Speaking of meaning, the word LEGO in Danish means “play well.”

That applies to adults, too. LEGO bricks may have been designed with children in mind, but it didn’t take long for adults to get into the act.

A global Lego subculture has developed, supporting movies, games, competitions, and themed amusement parks. All for the kids, right?

 Right.

Each Lego piece must be manufactured to an exacting degree of precision. When two pieces are engaged they must fit firmly, yet be easily disassembled. The machines that make Lego bricks have tolerances as small as 10 micrometers.

The Lego Group estimates that in the course of five decades it has produced some 400 billion Lego blocks. Annual production of Lego bricks averages approximately 36 billion per year, or about 1140 elements per second.

And yet with all this, remember these two complementary facts about LEGOs:

  • The unique and singular purpose of a LEGO brick is to connect with another brick.

  • A single LEGO brick is worth, well, practically nothing.

What will you learn from LEGO today?

The LEGO Principle

Pastor Joey Bonifacio, author of The LEGO Principle, has written a brilliantly simple book about discipleship – built on the metaphor of the LEGO brick.

LEGO brick orange copy

The LEGO Principle: Connect first to God and then to one another.

You’ve gotta love it!

Regardless of the shape, size, or color of a LEGO brick, each one is designed to do just one thing: connect. LEGO pieces are designed to connect at the top with studs and the bottom with tubes.

Like LEGO, if you can connect to the top with God and to the bottom with others, you can pretty much shape the world you live in.

Here are a few examples pulled from the LEGO world, with Bonifacio’s application to the life of the believer:

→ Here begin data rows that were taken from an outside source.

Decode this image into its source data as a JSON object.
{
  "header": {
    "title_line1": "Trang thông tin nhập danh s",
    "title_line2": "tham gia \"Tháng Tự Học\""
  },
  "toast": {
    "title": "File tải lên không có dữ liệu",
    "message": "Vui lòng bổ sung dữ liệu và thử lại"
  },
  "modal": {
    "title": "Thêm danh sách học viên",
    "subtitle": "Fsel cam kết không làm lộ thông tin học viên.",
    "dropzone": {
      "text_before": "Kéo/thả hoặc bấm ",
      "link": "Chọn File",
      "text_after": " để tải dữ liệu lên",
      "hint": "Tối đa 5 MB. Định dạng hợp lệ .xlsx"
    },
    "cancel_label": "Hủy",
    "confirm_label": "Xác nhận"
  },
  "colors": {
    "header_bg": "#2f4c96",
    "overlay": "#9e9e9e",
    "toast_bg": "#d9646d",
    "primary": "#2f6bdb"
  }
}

Not all LEGO pieces have the same ability to connect. Some have the capacity to connect with as many as twelve or more bricks while others are limited. There are pieces that can connect to only one other brick. The secret of LEGO is not that every brick connects with the same number of other pieces but that each piece has the capacity to connect.

This secret applies to believers as well: every believer has the ability to connect directly to God.

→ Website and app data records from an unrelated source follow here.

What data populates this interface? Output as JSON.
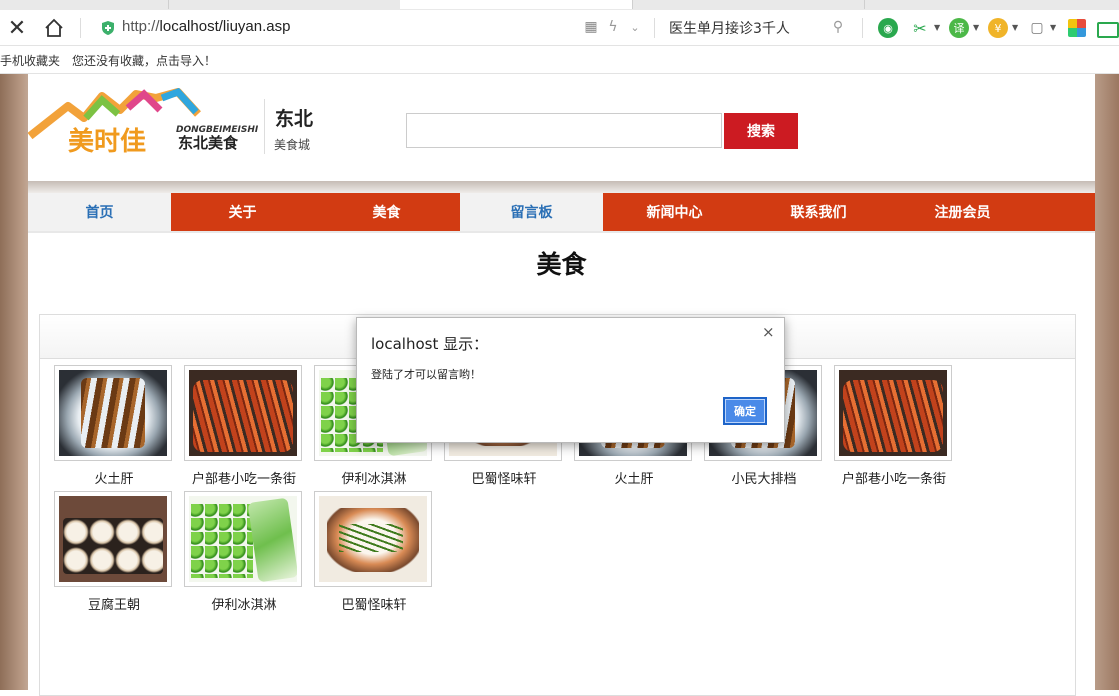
{
  "browser": {
    "url_prefix": "http://",
    "url_host_path": "localhost/liuyan.asp",
    "search_promo": "医生单月接诊3千人",
    "bookmarks": {
      "folder": "手机收藏夹",
      "hint": "您还没有收藏，点击导入！"
    },
    "icons": [
      "close-icon",
      "home-icon",
      "shield-icon",
      "qr-icon",
      "lightning-icon",
      "search-icon",
      "extension-icons"
    ]
  },
  "site": {
    "brand_name": "东北",
    "brand_sub": "美食城",
    "search_button": "搜索",
    "nav": [
      "首页",
      "关于",
      "美食",
      "留言板",
      "新闻中心",
      "联系我们",
      "注册会员"
    ],
    "nav_active": [
      "首页",
      "留言板"
    ],
    "page_title": "美食"
  },
  "gallery": [
    {
      "caption": "火土肝",
      "art": "kebab"
    },
    {
      "caption": "户部巷小吃一条街",
      "art": "sausage"
    },
    {
      "caption": "伊利冰淇淋",
      "art": "peas"
    },
    {
      "caption": "巴蜀怪味轩",
      "art": "fish"
    },
    {
      "caption": "火土肝",
      "art": "kebab"
    },
    {
      "caption": "小民大排档",
      "art": "kebab"
    },
    {
      "caption": "户部巷小吃一条街",
      "art": "sausage"
    },
    {
      "caption": "豆腐王朝",
      "art": "sushi"
    },
    {
      "caption": "伊利冰淇淋",
      "art": "peas"
    },
    {
      "caption": "巴蜀怪味轩",
      "art": "fish"
    }
  ],
  "dialog": {
    "title": "localhost 显示：",
    "message": "登陆了才可以留言哟！",
    "ok": "确定",
    "close": "×"
  },
  "colors": {
    "nav_red": "#d23b12",
    "search_red": "#cc1b22",
    "link_blue": "#2a6fb5",
    "ok_blue": "#4a8ae8"
  }
}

Each LEGO brick comes with studs that give it the ability to connect. Every stud has the LEGO trademark engraved on it, a symbol of trust. In the past others have tried to copy LEGO bricks but have been unsuccessful. Their studs did not connect as well.

Like trusted LEGO bricks, we connect best when we are the real thing.

Two eight-stud LEGO bricks can be combined in twenty-four ways. Three eight-stud bricks can be combined in 1,060 ways. Six eight-stud bricks can be combined in 102,981,500 ways. With eight bricks the possibilities are virtually endless.

Just like LEGO bricks, using love to connect with people has endless possibilities.

By 1968, nineteen years after the first LEGO brick was made, the LEGO company built its first LEGOLAND – an entire city of LEGO structures in its hometown of Billund, Denmark. Something was missing: people.

In 1974 LEGO began making people, starting with the LEGO family. These mini figures soon became the biggest-selling product, enjoyed by both boys and girls. Several billion of these figures have been built to date. LEGO realized that people love people. What good is a world without people?

To the degree that we value and love people will we  engage our community and culture.

LEGO bricks are built to connect multigenerationally. That means bricks made in the 1950s connect just as well with those made in 2013. Connecting bricks made decades apart is not a problem.

In the same way, when people make disciples through relationships, generational, traditional, and denominational differenced fall by the wayside.

And like LEGO bricks, when the connections happen, the possibilities are endless.

The Lego Principle

The LEGO Principle